Intel has placed a huge investment around self-driving technology through projects with FCA, Delphi, and BMW; as well as the creation of its own silicon and an acquisition of Mobileye that cost a whopping $15.3 billion dollars. Therefore, it is no surprise that the company recently unveiled a research study on how drivers feel about autonomous cars.
As per Intel’s Senior Principal Engineer Jack Weast, drivers are ‘scared’ when it comes to ‘robot cars’. That is, until they gain a better understanding of what these cars can do. The Intel Trust Interaction Study findings revealed seven concerns that drivers had when it came to self-driving technology.

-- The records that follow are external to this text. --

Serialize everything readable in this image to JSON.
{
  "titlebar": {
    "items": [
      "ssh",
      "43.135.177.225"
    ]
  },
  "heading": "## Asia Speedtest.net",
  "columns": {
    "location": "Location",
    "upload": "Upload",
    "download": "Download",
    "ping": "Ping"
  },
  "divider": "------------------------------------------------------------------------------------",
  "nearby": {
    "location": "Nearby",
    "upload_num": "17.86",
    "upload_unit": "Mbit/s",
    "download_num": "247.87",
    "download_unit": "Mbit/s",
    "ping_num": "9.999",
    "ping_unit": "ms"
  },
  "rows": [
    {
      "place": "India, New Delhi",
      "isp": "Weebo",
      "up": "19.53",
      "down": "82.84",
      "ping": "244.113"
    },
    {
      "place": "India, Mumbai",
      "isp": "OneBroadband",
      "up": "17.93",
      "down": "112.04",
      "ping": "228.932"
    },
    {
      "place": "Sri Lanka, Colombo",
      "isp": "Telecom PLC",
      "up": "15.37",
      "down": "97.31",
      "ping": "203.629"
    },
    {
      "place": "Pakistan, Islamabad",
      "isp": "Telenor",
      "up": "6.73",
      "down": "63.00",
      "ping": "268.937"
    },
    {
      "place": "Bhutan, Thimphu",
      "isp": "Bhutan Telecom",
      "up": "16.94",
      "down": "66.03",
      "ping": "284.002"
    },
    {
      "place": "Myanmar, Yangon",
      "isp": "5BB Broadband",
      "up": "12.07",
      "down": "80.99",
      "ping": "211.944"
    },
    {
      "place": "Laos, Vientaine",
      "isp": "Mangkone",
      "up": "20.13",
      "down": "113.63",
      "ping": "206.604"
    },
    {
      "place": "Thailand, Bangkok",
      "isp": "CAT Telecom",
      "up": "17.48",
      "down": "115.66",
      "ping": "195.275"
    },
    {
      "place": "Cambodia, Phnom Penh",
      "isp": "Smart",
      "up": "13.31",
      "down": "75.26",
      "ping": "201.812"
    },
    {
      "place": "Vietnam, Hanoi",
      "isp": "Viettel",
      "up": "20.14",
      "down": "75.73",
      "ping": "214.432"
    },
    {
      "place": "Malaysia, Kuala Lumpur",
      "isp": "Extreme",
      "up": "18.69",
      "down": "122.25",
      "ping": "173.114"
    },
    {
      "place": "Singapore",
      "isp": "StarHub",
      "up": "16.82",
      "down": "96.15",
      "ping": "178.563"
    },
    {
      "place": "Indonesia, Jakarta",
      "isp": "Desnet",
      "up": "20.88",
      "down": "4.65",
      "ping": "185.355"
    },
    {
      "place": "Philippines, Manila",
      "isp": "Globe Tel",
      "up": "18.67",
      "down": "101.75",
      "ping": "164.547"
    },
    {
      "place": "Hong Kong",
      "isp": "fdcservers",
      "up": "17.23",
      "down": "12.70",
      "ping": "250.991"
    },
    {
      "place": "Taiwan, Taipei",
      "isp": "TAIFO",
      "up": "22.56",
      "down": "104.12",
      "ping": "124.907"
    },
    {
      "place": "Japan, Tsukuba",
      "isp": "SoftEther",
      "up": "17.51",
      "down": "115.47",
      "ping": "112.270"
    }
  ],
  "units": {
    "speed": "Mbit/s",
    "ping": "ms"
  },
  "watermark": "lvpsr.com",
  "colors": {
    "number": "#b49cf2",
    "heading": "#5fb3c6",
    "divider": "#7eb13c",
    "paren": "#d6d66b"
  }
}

Autoblog advises that first and foremost, there was a concern around driver judgement and how autonomous cars would react when a vehicle cut in front of them; which is a fair assessment. Then there was the idea of no driving involved, while on the one hand can be positive because it offers passengers more free time. Downside? No driver to offer driving advice to; backseat driving goes out the window, for lack of a better term.
Some additional concerns included, the annoying idea that the car might provide too much communication while driving, as well as many drivers don’t necessarily like the idea of giving up the actual ‘driving’ part of driving; still, this will offer more free time (see above) to play on your smartphone device or just relax.
Still, another thing some participants in the study worried about is how the technology around autonomous cars work, what they can do, and how it all comes together. While the idea is to minimize car accidents with autonomous cars, there is a true fear around malfunction.
Respondents in the study also relayed that they like how the car talks to them, but there are concerns around talking back to the car to provide suggestions and tips; and if the communication would truly sink in.
Which brings us to the last concern in the study. Some drivers relayed the fact that they don’t always like the idea of ‘following’ the road rules (i.e. speeding, not always stopping at a stop sign, etc.), as autonomous cars will be programed to ‘follow’ rules such as these. Still, as much as people don’t like following some road rules, most are put in place to keep roads safe.
The research gathered drivers with no past experience when it came to self-driving cars and a test ride was included as part of the study.
While many have concerns it does seem like autonomous driving is the wave of the auto future. People will have to either adjust to the change or hop on the self-driving wagon at some point. Time will only tell.